NVIDIA announced that it will enable support for ray tracing for its GeForce GTX-class graphics card very soon. Prior to this, the support is only available for GeForce RTX-class cards which the company launched last year.
This will be done through a Game Ready Driver update that the company is working to release this coming April which will add DirectX Raytracing (DXR) support for GTX cards. In general, the update would enable ray tracing calculation to be performed by shader cores.
Given the differences between RTX and GTX cards, this means the ray tracing experience on them will not be equal though. This is mainly due to the fact the Turing-based GPU on RTX cards is equipped with dedicated processing cores for ray tracing called RT Core which lifts out the calculation load for ray tracing from the shader cores.
Here are the said performance differences, according to NVIDIA:
If those numbers look confusing, NVIDIA has also summed everything up in this rather handy categorization:

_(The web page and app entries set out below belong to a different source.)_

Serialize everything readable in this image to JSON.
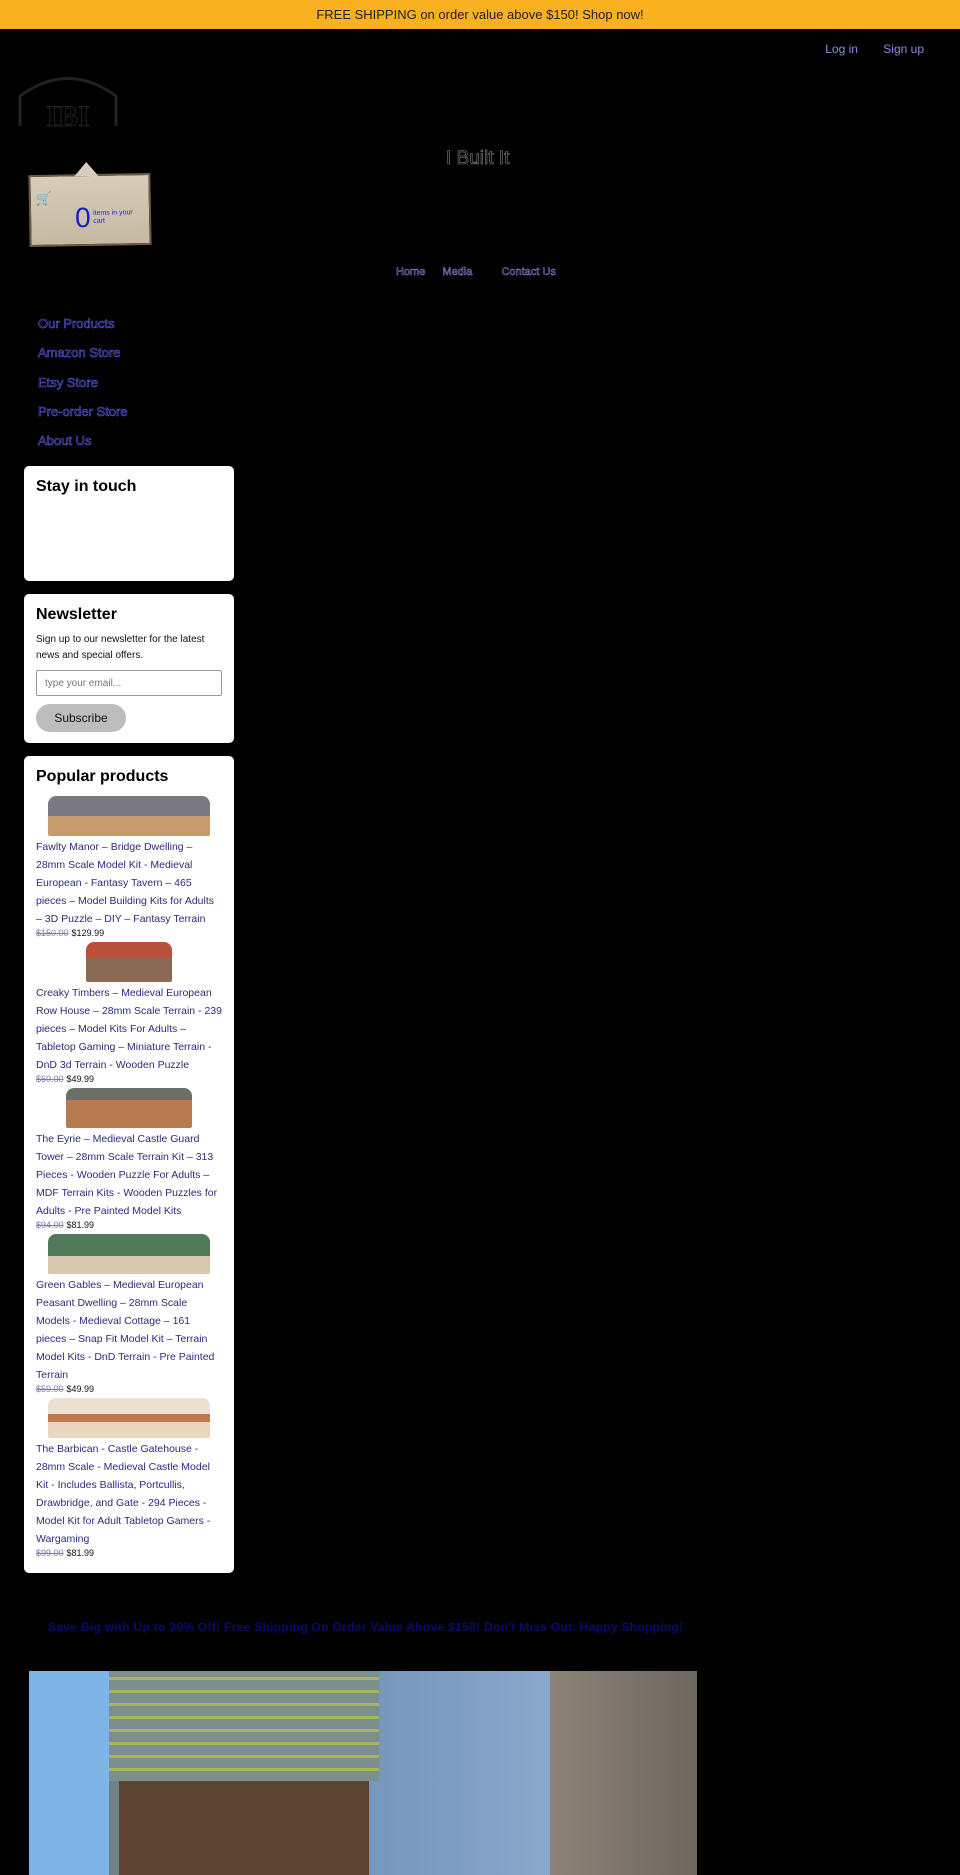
{
  "banner": {
    "text": "FREE SHIPPING on order value above $150! Shop now!",
    "color": "#f9b11f"
  },
  "auth": {
    "login": "Log in",
    "signup": "Sign up"
  },
  "site": {
    "title": "I Built It",
    "logo_text": "I Built It"
  },
  "cart": {
    "count": "0",
    "label": "items in your cart",
    "icon": "cart-icon"
  },
  "topnav": [
    {
      "label": "Home"
    },
    {
      "label": "Media"
    },
    {
      "label": "Contact Us"
    }
  ],
  "sidenav": [
    {
      "label": "Our Products"
    },
    {
      "label": "Amazon Store"
    },
    {
      "label": "Etsy Store"
    },
    {
      "label": "Pre-order Store"
    },
    {
      "label": "About Us"
    }
  ],
  "stay": {
    "title": "Stay in touch"
  },
  "newsletter": {
    "title": "Newsletter",
    "text": "Sign up to our newsletter for the latest news and special offers.",
    "placeholder": "type your email...",
    "button": "Subscribe"
  },
  "popular": {
    "title": "Popular products",
    "items": [
      {
        "title": "Fawlty Manor – Bridge Dwelling – 28mm Scale Model Kit - Medieval European - Fantasy Tavern – 465 pieces – Model Building Kits for Adults – 3D Puzzle – DIY – Fantasy Terrain",
        "old": "$150.00",
        "price": "$129.99"
      },
      {
        "title": "Creaky Timbers – Medieval European Row House – 28mm Scale Terrain - 239 pieces – Model Kits For Adults – Tabletop Gaming – Miniature Terrain - DnD 3d Terrain - Wooden Puzzle",
        "old": "$60.00",
        "price": "$49.99"
      },
      {
        "title": "The Eyrie – Medieval Castle Guard Tower – 28mm Scale Terrain Kit – 313 Pieces - Wooden Puzzle For Adults – MDF Terrain Kits - Wooden Puzzles for Adults - Pre Painted Model Kits",
        "old": "$94.00",
        "price": "$81.99"
      },
      {
        "title": "Green Gables – Medieval European Peasant Dwelling – 28mm Scale Models - Medieval Cottage – 161 pieces – Snap Fit Model Kit – Terrain Model Kits - DnD Terrain - Pre Painted Terrain",
        "old": "$59.00",
        "price": "$49.99"
      },
      {
        "title": "The Barbican - Castle Gatehouse - 28mm Scale - Medieval Castle Model Kit - Includes Ballista, Portcullis, Drawbridge, and Gate - 294 Pieces - Model Kit for Adult Tabletop Gamers - Wargaming",
        "old": "$99.00",
        "price": "$81.99"
      }
    ]
  },
  "promo": {
    "text": "Save Big with Up to 30% Off! Free Shipping On Order Value Above $150! Don't Miss Out. Happy Shopping!"
  }
}
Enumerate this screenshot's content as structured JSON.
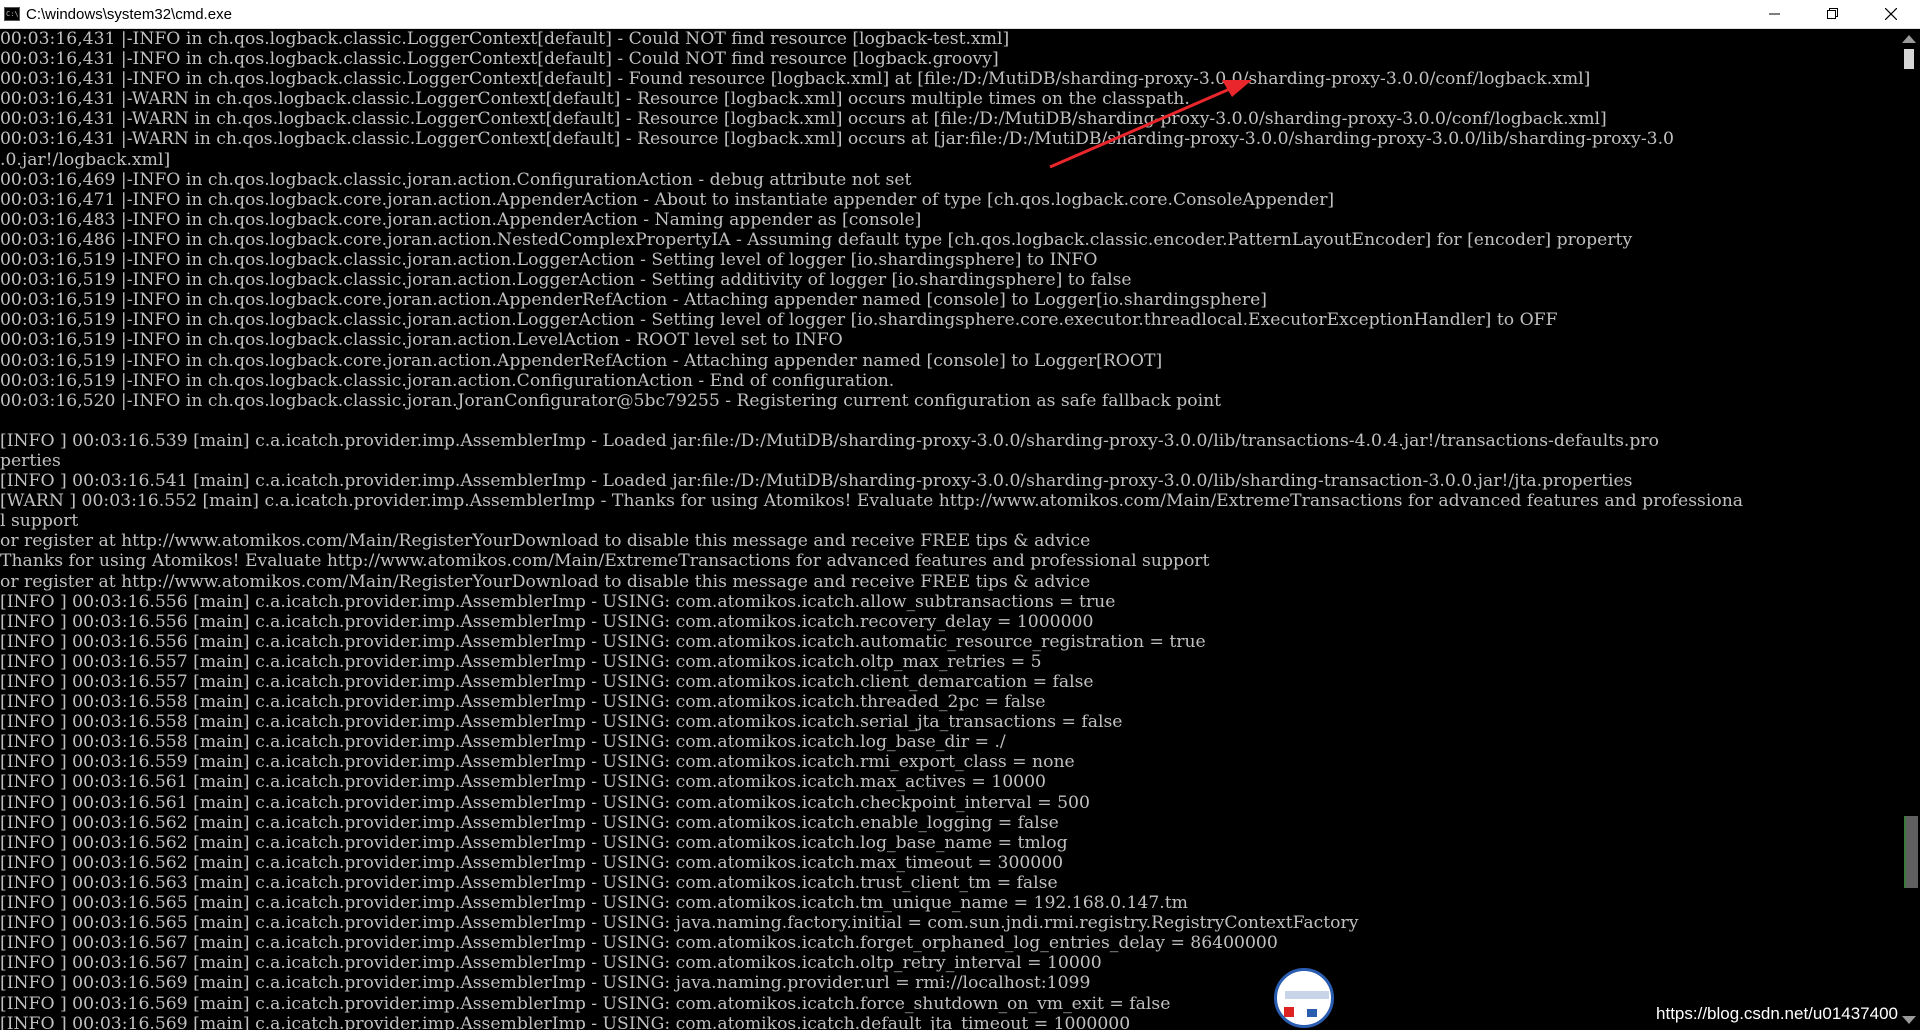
{
  "window": {
    "title": "C:\\windows\\system32\\cmd.exe",
    "minimize_label": "minimize",
    "restore_label": "restore",
    "close_label": "close"
  },
  "console": {
    "lines": [
      "00:03:16,431 |-INFO in ch.qos.logback.classic.LoggerContext[default] - Could NOT find resource [logback-test.xml]",
      "00:03:16,431 |-INFO in ch.qos.logback.classic.LoggerContext[default] - Could NOT find resource [logback.groovy]",
      "00:03:16,431 |-INFO in ch.qos.logback.classic.LoggerContext[default] - Found resource [logback.xml] at [file:/D:/MutiDB/sharding-proxy-3.0.0/sharding-proxy-3.0.0/conf/logback.xml]",
      "00:03:16,431 |-WARN in ch.qos.logback.classic.LoggerContext[default] - Resource [logback.xml] occurs multiple times on the classpath.",
      "00:03:16,431 |-WARN in ch.qos.logback.classic.LoggerContext[default] - Resource [logback.xml] occurs at [file:/D:/MutiDB/sharding-proxy-3.0.0/sharding-proxy-3.0.0/conf/logback.xml]",
      "00:03:16,431 |-WARN in ch.qos.logback.classic.LoggerContext[default] - Resource [logback.xml] occurs at [jar:file:/D:/MutiDB/sharding-proxy-3.0.0/sharding-proxy-3.0.0/lib/sharding-proxy-3.0",
      ".0.jar!/logback.xml]",
      "00:03:16,469 |-INFO in ch.qos.logback.classic.joran.action.ConfigurationAction - debug attribute not set",
      "00:03:16,471 |-INFO in ch.qos.logback.core.joran.action.AppenderAction - About to instantiate appender of type [ch.qos.logback.core.ConsoleAppender]",
      "00:03:16,483 |-INFO in ch.qos.logback.core.joran.action.AppenderAction - Naming appender as [console]",
      "00:03:16,486 |-INFO in ch.qos.logback.core.joran.action.NestedComplexPropertyIA - Assuming default type [ch.qos.logback.classic.encoder.PatternLayoutEncoder] for [encoder] property",
      "00:03:16,519 |-INFO in ch.qos.logback.classic.joran.action.LoggerAction - Setting level of logger [io.shardingsphere] to INFO",
      "00:03:16,519 |-INFO in ch.qos.logback.classic.joran.action.LoggerAction - Setting additivity of logger [io.shardingsphere] to false",
      "00:03:16,519 |-INFO in ch.qos.logback.core.joran.action.AppenderRefAction - Attaching appender named [console] to Logger[io.shardingsphere]",
      "00:03:16,519 |-INFO in ch.qos.logback.classic.joran.action.LoggerAction - Setting level of logger [io.shardingsphere.core.executor.threadlocal.ExecutorExceptionHandler] to OFF",
      "00:03:16,519 |-INFO in ch.qos.logback.classic.joran.action.LevelAction - ROOT level set to INFO",
      "00:03:16,519 |-INFO in ch.qos.logback.core.joran.action.AppenderRefAction - Attaching appender named [console] to Logger[ROOT]",
      "00:03:16,519 |-INFO in ch.qos.logback.classic.joran.action.ConfigurationAction - End of configuration.",
      "00:03:16,520 |-INFO in ch.qos.logback.classic.joran.JoranConfigurator@5bc79255 - Registering current configuration as safe fallback point",
      "",
      "[INFO ] 00:03:16.539 [main] c.a.icatch.provider.imp.AssemblerImp - Loaded jar:file:/D:/MutiDB/sharding-proxy-3.0.0/sharding-proxy-3.0.0/lib/transactions-4.0.4.jar!/transactions-defaults.pro",
      "perties",
      "[INFO ] 00:03:16.541 [main] c.a.icatch.provider.imp.AssemblerImp - Loaded jar:file:/D:/MutiDB/sharding-proxy-3.0.0/sharding-proxy-3.0.0/lib/sharding-transaction-3.0.0.jar!/jta.properties",
      "[WARN ] 00:03:16.552 [main] c.a.icatch.provider.imp.AssemblerImp - Thanks for using Atomikos! Evaluate http://www.atomikos.com/Main/ExtremeTransactions for advanced features and professiona",
      "l support",
      "or register at http://www.atomikos.com/Main/RegisterYourDownload to disable this message and receive FREE tips & advice",
      "Thanks for using Atomikos! Evaluate http://www.atomikos.com/Main/ExtremeTransactions for advanced features and professional support",
      "or register at http://www.atomikos.com/Main/RegisterYourDownload to disable this message and receive FREE tips & advice",
      "[INFO ] 00:03:16.556 [main] c.a.icatch.provider.imp.AssemblerImp - USING: com.atomikos.icatch.allow_subtransactions = true",
      "[INFO ] 00:03:16.556 [main] c.a.icatch.provider.imp.AssemblerImp - USING: com.atomikos.icatch.recovery_delay = 1000000",
      "[INFO ] 00:03:16.556 [main] c.a.icatch.provider.imp.AssemblerImp - USING: com.atomikos.icatch.automatic_resource_registration = true",
      "[INFO ] 00:03:16.557 [main] c.a.icatch.provider.imp.AssemblerImp - USING: com.atomikos.icatch.oltp_max_retries = 5",
      "[INFO ] 00:03:16.557 [main] c.a.icatch.provider.imp.AssemblerImp - USING: com.atomikos.icatch.client_demarcation = false",
      "[INFO ] 00:03:16.558 [main] c.a.icatch.provider.imp.AssemblerImp - USING: com.atomikos.icatch.threaded_2pc = false",
      "[INFO ] 00:03:16.558 [main] c.a.icatch.provider.imp.AssemblerImp - USING: com.atomikos.icatch.serial_jta_transactions = false",
      "[INFO ] 00:03:16.558 [main] c.a.icatch.provider.imp.AssemblerImp - USING: com.atomikos.icatch.log_base_dir = ./",
      "[INFO ] 00:03:16.559 [main] c.a.icatch.provider.imp.AssemblerImp - USING: com.atomikos.icatch.rmi_export_class = none",
      "[INFO ] 00:03:16.561 [main] c.a.icatch.provider.imp.AssemblerImp - USING: com.atomikos.icatch.max_actives = 10000",
      "[INFO ] 00:03:16.561 [main] c.a.icatch.provider.imp.AssemblerImp - USING: com.atomikos.icatch.checkpoint_interval = 500",
      "[INFO ] 00:03:16.562 [main] c.a.icatch.provider.imp.AssemblerImp - USING: com.atomikos.icatch.enable_logging = false",
      "[INFO ] 00:03:16.562 [main] c.a.icatch.provider.imp.AssemblerImp - USING: com.atomikos.icatch.log_base_name = tmlog",
      "[INFO ] 00:03:16.562 [main] c.a.icatch.provider.imp.AssemblerImp - USING: com.atomikos.icatch.max_timeout = 300000",
      "[INFO ] 00:03:16.563 [main] c.a.icatch.provider.imp.AssemblerImp - USING: com.atomikos.icatch.trust_client_tm = false",
      "[INFO ] 00:03:16.565 [main] c.a.icatch.provider.imp.AssemblerImp - USING: com.atomikos.icatch.tm_unique_name = 192.168.0.147.tm",
      "[INFO ] 00:03:16.565 [main] c.a.icatch.provider.imp.AssemblerImp - USING: java.naming.factory.initial = com.sun.jndi.rmi.registry.RegistryContextFactory",
      "[INFO ] 00:03:16.567 [main] c.a.icatch.provider.imp.AssemblerImp - USING: com.atomikos.icatch.forget_orphaned_log_entries_delay = 86400000",
      "[INFO ] 00:03:16.567 [main] c.a.icatch.provider.imp.AssemblerImp - USING: com.atomikos.icatch.oltp_retry_interval = 10000",
      "[INFO ] 00:03:16.569 [main] c.a.icatch.provider.imp.AssemblerImp - USING: java.naming.provider.url = rmi://localhost:1099",
      "[INFO ] 00:03:16.569 [main] c.a.icatch.provider.imp.AssemblerImp - USING: com.atomikos.icatch.force_shutdown_on_vm_exit = false",
      "[INFO ] 00:03:16.569 [main] c.a.icatch.provider.imp.AssemblerImp - USING: com.atomikos.icatch.default_jta_timeout = 1000000"
    ]
  },
  "watermark": "https://blog.csdn.net/u01437400",
  "colors": {
    "console_bg": "#000000",
    "console_fg": "#c0c0c0",
    "titlebar_bg": "#ffffff",
    "arrow": "#e8262b"
  }
}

Given the performance differences, one might wonder why NVIDIA actually bother bringing DXR support to GTX cards. Well, the company didn’t specify any reason for that but we suppose that the implementation would happen anyway, now that Unreal Engine 4 and Unity which are two of the most popular game engine in the world have just announced their support for ray tracing.